Thursday Thought — My abuser is not as bad as others are, so is it really abuse?
UPDATE Sept 2021: I have come to believe that Jeff Crippen does not practise what he preaches. He vilely persecuted an abuse victim and spiritually abused many other people in the Tillamook congregation. Go here to read the evidence. Jeff has not gone to the people that he spiritually and emotionally abused. He has not apologised to them, let alone asked for their forgiveness.
My husband is abusive, but he isn’t nearly as bad as what some others have experienced. For example, he has never hit me. So, would he still be considered an abuser?
All abusers are characterized by certain fundamental attitudes which are the elemental building blocks of what we define as abuse. Without these, a person is not an abuser as we have defined the term: entitlement/superiority, power, control, and justification.
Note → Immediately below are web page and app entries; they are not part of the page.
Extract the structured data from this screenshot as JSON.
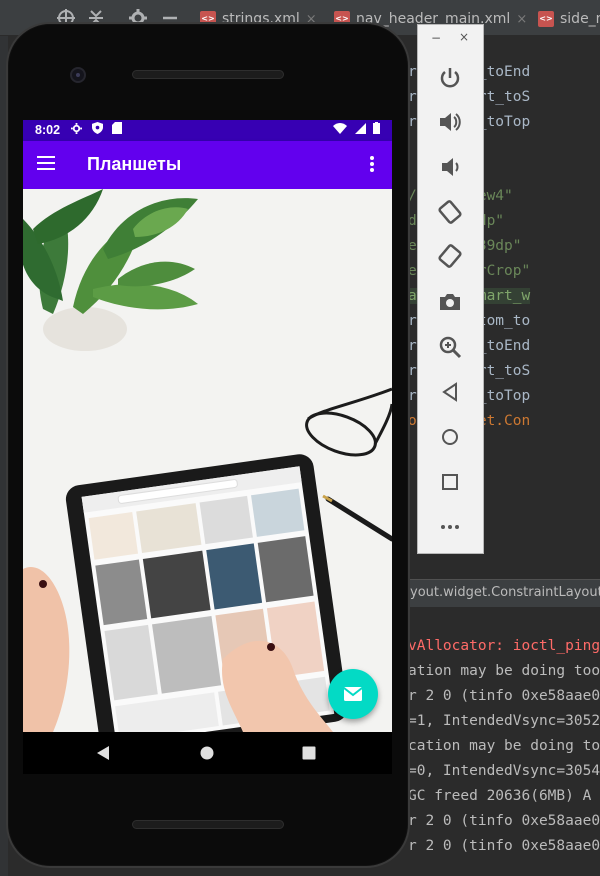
{
  "ide": {
    "tabs": [
      {
        "name": "strings.xml",
        "close": "×"
      },
      {
        "name": "nav_header_main.xml",
        "close": "×"
      },
      {
        "name": "side_n"
      }
    ],
    "code_lines": [
      {
        "text": "raintEnd_toEnd",
        "kind": "pl"
      },
      {
        "text": "raintStart_toS",
        "kind": "pl"
      },
      {
        "text": "raintTop_toTop",
        "kind": "pl"
      },
      {
        "text": "",
        "kind": "pl"
      },
      {
        "text": "",
        "kind": "pl"
      },
      {
        "text": "/imageView4\"",
        "kind": "q"
      },
      {
        "text": "dth=\"418dp\"",
        "kind": "q"
      },
      {
        "text": "eight=\"739dp\"",
        "kind": "q"
      },
      {
        "text": "e=\"centerCrop\"",
        "kind": "q"
      },
      {
        "text": "awable/smart_w",
        "kind": "gr"
      },
      {
        "text": "raintBottom_to",
        "kind": "pl"
      },
      {
        "text": "raintEnd_toEnd",
        "kind": "pl"
      },
      {
        "text": "raintStart_toS",
        "kind": "pl"
      },
      {
        "text": "raintTop_toTop",
        "kind": "pl"
      },
      {
        "text": "out.widget.Con",
        "kind": "or"
      }
    ],
    "breadcrumb": "yout.widget.ConstraintLayout",
    "log_lines": [
      {
        "text": "vAllocator: ioctl_ping",
        "kind": "err"
      },
      {
        "text": "ation may be doing too",
        "kind": "info"
      },
      {
        "text": "r 2 0 (tinfo 0xe58aae0",
        "kind": "info"
      },
      {
        "text": "=1, IntendedVsync=3052",
        "kind": "info"
      },
      {
        "text": "cation may be doing to",
        "kind": "info"
      },
      {
        "text": "=0, IntendedVsync=3054",
        "kind": "info"
      },
      {
        "text": " GC freed 20636(6MB) A",
        "kind": "info"
      },
      {
        "text": "r 2 0 (tinfo 0xe58aae0",
        "kind": "info"
      },
      {
        "text": "r 2 0 (tinfo 0xe58aae0",
        "kind": "info"
      }
    ]
  },
  "phone": {
    "status_bar": {
      "time": "8:02",
      "left_icons": [
        "gear-icon",
        "shield-icon",
        "sd-card-icon"
      ],
      "right_icons": [
        "wifi-icon",
        "signal-icon",
        "battery-icon"
      ]
    },
    "app_bar": {
      "title": "Планшеты",
      "color": "#6200ee",
      "status_color": "#3700b3"
    },
    "fab": {
      "icon": "email-icon",
      "color": "#03dac5"
    },
    "nav_bar": [
      "back-icon",
      "home-icon",
      "recents-icon"
    ]
  },
  "emulator_panel": {
    "window_controls": {
      "minimize": "−",
      "close": "×"
    },
    "buttons": [
      "power-icon",
      "volume-up-icon",
      "volume-down-icon",
      "rotate-left-icon",
      "rotate-right-icon",
      "camera-icon",
      "zoom-icon",
      "back-icon",
      "home-icon",
      "overview-icon",
      "more-icon"
    ]
  }
}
. . . We must also emphasize that not all abusers operate at the same level of intensity. Abuse functions along a scale or range (“spectrum,” as Bancroft labels it), from lesser to greater. This is vital for us to understand [because] it will enable us to recognize abuse for what it really is, even in what appears to be the “less serious” cases. We need not find the most severe abusive tactics before we can conclude that a man is an abuser. (While some abusers physically beat their victim, others are passive abusers — refusing to work or take responsibility for example).
Jesus said that the man who actually commits murder and the man who hates someone in his heart are both murderers (Matthew 5:21-22). While we would all rather be murdered by the second man than the first, the reality is that the essential heart of murder is present in both men. And so it is with abuse.
(From Ps Jeff Crippen’s book, A Cry for Justice [*Affiliate link] pp.93-94)